Welcome to Hudson Jazzworks
We offer the Hudson Jazz Workshop, a weekend immersion in Jazz improvisation and composition in a supportive and focused atmosphere conducive to intensive study and mutual encouragement, through individual and group instruction, jam sessions and a faculty/student concert, with two of today's leading practitioners of duo playing, Armen Donelian and Marc Mommaas.

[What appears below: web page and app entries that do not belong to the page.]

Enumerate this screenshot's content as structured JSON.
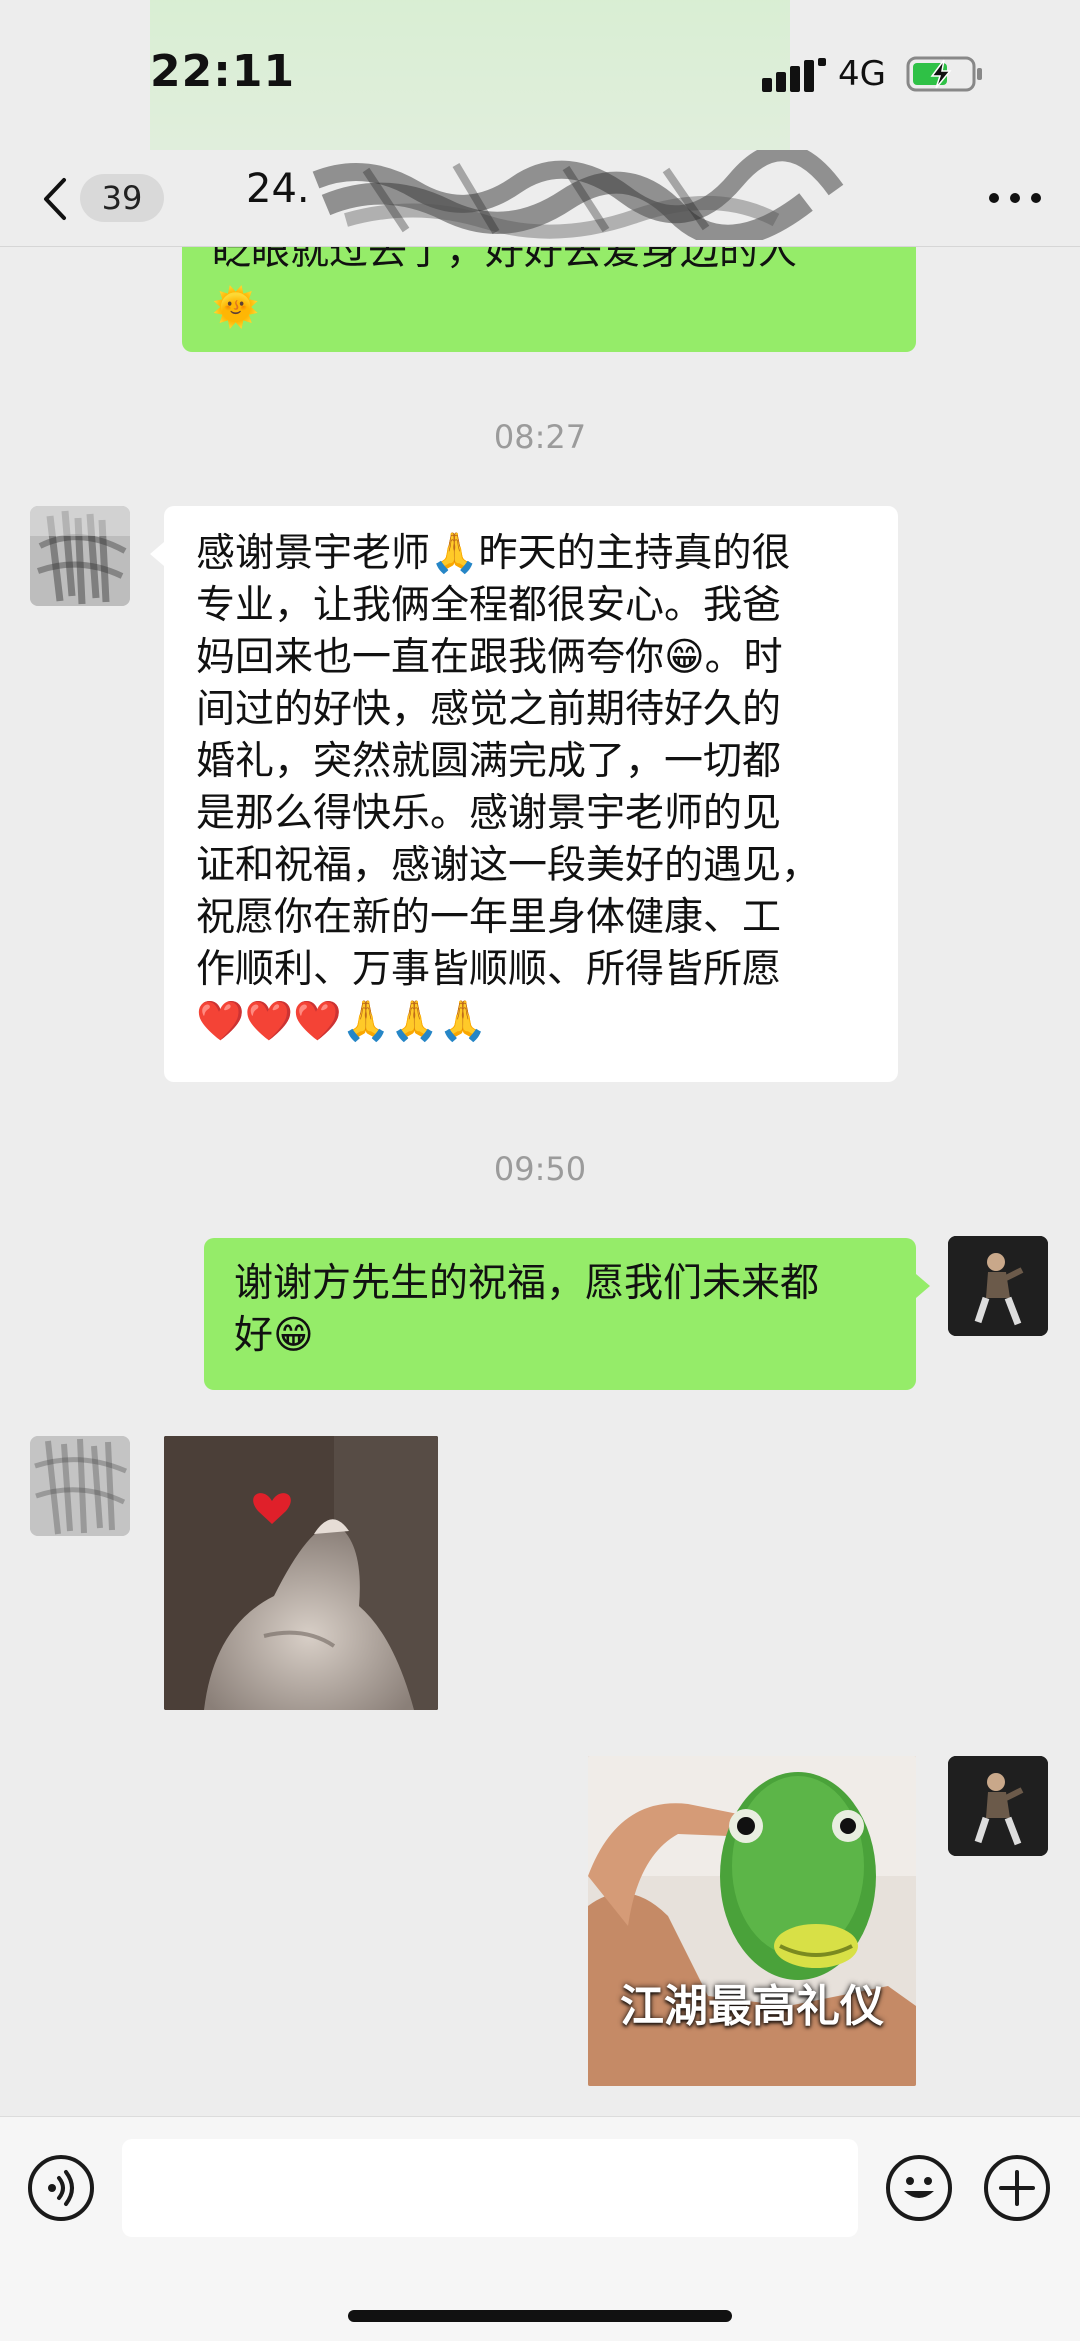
{
  "status_bar": {
    "time": "22:11",
    "network": "4G"
  },
  "nav": {
    "unread_count": "39",
    "title_visible": "24."
  },
  "messages": {
    "partial_out": {
      "text": "眨眼就过去了，好好去爱身边的人",
      "emoji": "🌞"
    },
    "timestamp_1": "08:27",
    "incoming_1": {
      "lines": [
        "感谢景宇老师🙏昨天的主持真的很",
        "专业，让我俩全程都很安心。我爸",
        "妈回来也一直在跟我俩夸你😁。时",
        "间过的好快，感觉之前期待好久的",
        "婚礼，突然就圆满完成了，一切都",
        "是那么得快乐。感谢景宇老师的见",
        "证和祝福，感谢这一段美好的遇见，",
        "祝愿你在新的一年里身体健康、工",
        "作顺利、万事皆顺顺、所得皆所愿",
        "❤️❤️❤️🙏🙏🙏"
      ]
    },
    "timestamp_2": "09:50",
    "outgoing_1": {
      "lines": [
        "谢谢方先生的祝福，愿我们未来都",
        "好😁"
      ]
    },
    "sticker_out": {
      "caption": "江湖最高礼仪"
    }
  },
  "input_bar": {
    "placeholder": ""
  },
  "icons": {
    "back": "chevron-left-icon",
    "more": "more-dots-icon",
    "voice": "voice-icon",
    "emoji": "emoji-icon",
    "plus": "plus-icon"
  },
  "colors": {
    "bubble_out": "#95ec69",
    "bubble_in": "#ffffff",
    "background": "#ededed",
    "timestamp": "#9b9b9b"
  }
}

An experienced educator and artist of distinction. Pianist, producer of 12 recordings featuring dozens of penetrating originals with world-class musicians, author of Training the Ear Vol. 1 & 2 and Whole Notes: A Piano Masterclass, Fulbright Scholar in 5 countries, 6-time NEA Fellow, faculty of New School and Wm. Paterson University for over 2 decades. Performed or taught in 23 countries with Sonny Rollins and others. Graduate Westchester Conservatory of Music, Columbia University, private studies with Michael Pollon, Ludmila Ulehla, Carl Bamberger, Richie Beirach and Harold Seletsky.

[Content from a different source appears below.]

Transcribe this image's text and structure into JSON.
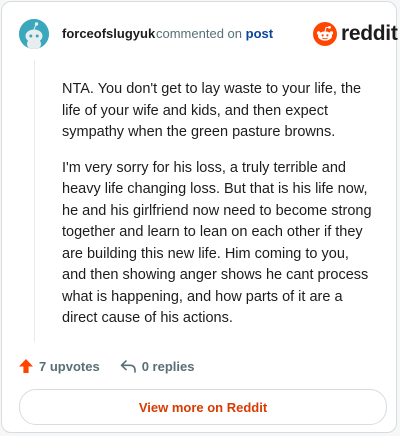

A gifted communicator and strong presence in today’s global Jazz scene. Saxophonist, Cum Laude graduate Manhattan School of Music, William Borden Award recipient, international guest lecturer at MSM , NYU, William Paterson University, Rhythmic Music Conservatory/Denmark and the Conservatory of Amsterdam, co-director of the New York Jazz Workshop, bandleader of his celebrated formation Global Motion and composer of innovative works featured on Global Motion, Balance and Landmarc (Sunnyside Records). As a side-man he can be heard with the quintet and duo of Armen Donelian, the sextet of Amina Figarova and the octet and quintet of Tim Horner.
Hudson Jazz Workshop is in collaboration with:

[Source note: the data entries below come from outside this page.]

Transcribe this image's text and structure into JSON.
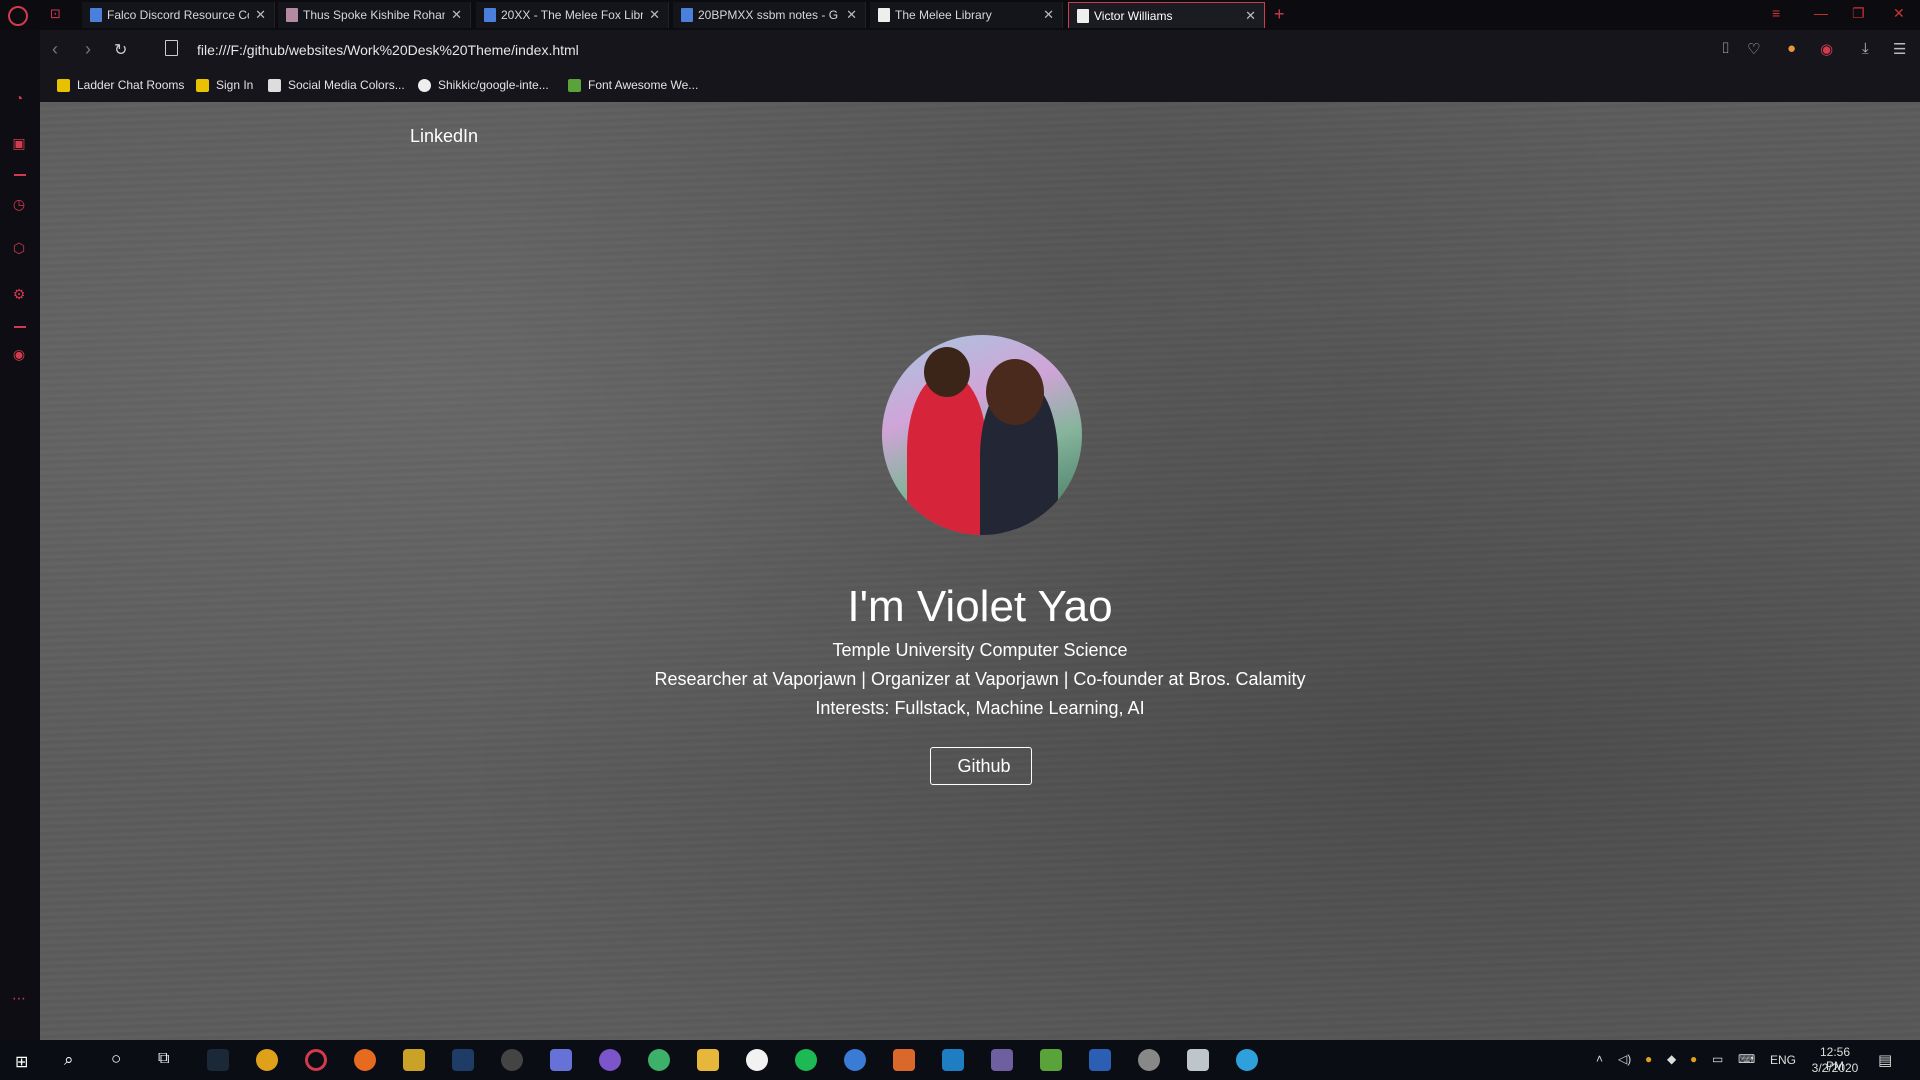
{
  "tabs": [
    {
      "title": "Falco Discord Resource Co",
      "favicon": "docs-icon"
    },
    {
      "title": "Thus Spoke Kishibe Rohan",
      "favicon": "image-icon"
    },
    {
      "title": "20XX - The Melee Fox Libra",
      "favicon": "docs-icon"
    },
    {
      "title": "20BPMXX ssbm notes - G",
      "favicon": "docs-icon"
    },
    {
      "title": "The Melee Library",
      "favicon": "page-icon"
    },
    {
      "title": "Victor Williams",
      "favicon": "page-icon",
      "active": true
    }
  ],
  "address": {
    "url": "file:///F:/github/websites/Work%20Desk%20Theme/index.html"
  },
  "bookmarks": [
    {
      "label": "Ladder Chat Rooms"
    },
    {
      "label": "Sign In"
    },
    {
      "label": "Social Media Colors..."
    },
    {
      "label": "Shikkic/google-inte..."
    },
    {
      "label": "Font Awesome We..."
    }
  ],
  "page": {
    "nav_link": "LinkedIn",
    "name": "I'm Violet Yao",
    "school": "Temple University Computer Science",
    "roles": "Researcher at Vaporjawn | Organizer at Vaporjawn | Co-founder at Bros. Calamity",
    "interests": "Interests: Fullstack, Machine Learning, AI",
    "github_button": "Github",
    "github_glyph": ""
  },
  "taskbar": {
    "language": "ENG",
    "time": "12:56 PM",
    "date": "3/2/2020"
  },
  "colors": {
    "accent": "#d23a4e",
    "bg_texture": "#5c5c5c"
  }
}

Special guest Sheila Jordan
2012 NEA Jazz Master Sheila Jordan was born in 1928 in Detroit and raised in Pennsylvania's coal-mining country. She began singing as a child and working semi-professionally in Detroit clubs in her early teens. Her first great influence was Charlie Parker, singing versions of his solos in a vocal trio. After moving to New York in the early 50s, Sheila married Duke Jordan and studied with Lennie Tristano, but it was not until the early 60s that she made her first recordings. One of these was under her name; the other was “The Outer View” with George Russell. In the mid-60s her music encompassed Jazz liturgies and extensive club work, yet her appeal was narrow even within the Jazz world. By the late 70s Jazz audiences began to understand her uncompromising style and her popularity increased - as did her recodings, including albums as a member of the quartet of Steve Kuhn, and another of a selection of Robert Creeley's poems composed and arranged by Steve Swallow called “Home.” A 1983 duo album with Harvie Swartz, “Old Time Feeling”, includes several standards she regularly features in her live repertoire, while 1990's “Lost And Found” pays tribute to her bebop roots. Both display her unique musical trademarks, such as the frequent and unexpected sweeping changes of pitch. Her preference for bass/voice duets led to another remarkable collaboration for over ten years with Cameron Brown, with whom she performs globally, releasing the live albums “I’ve Grown Accustomed to the Bass” and “Celebration.” Entirely non-derivative, Jordan is a unique Jazz singer who fully deserves the appellation and for whom no other term will do.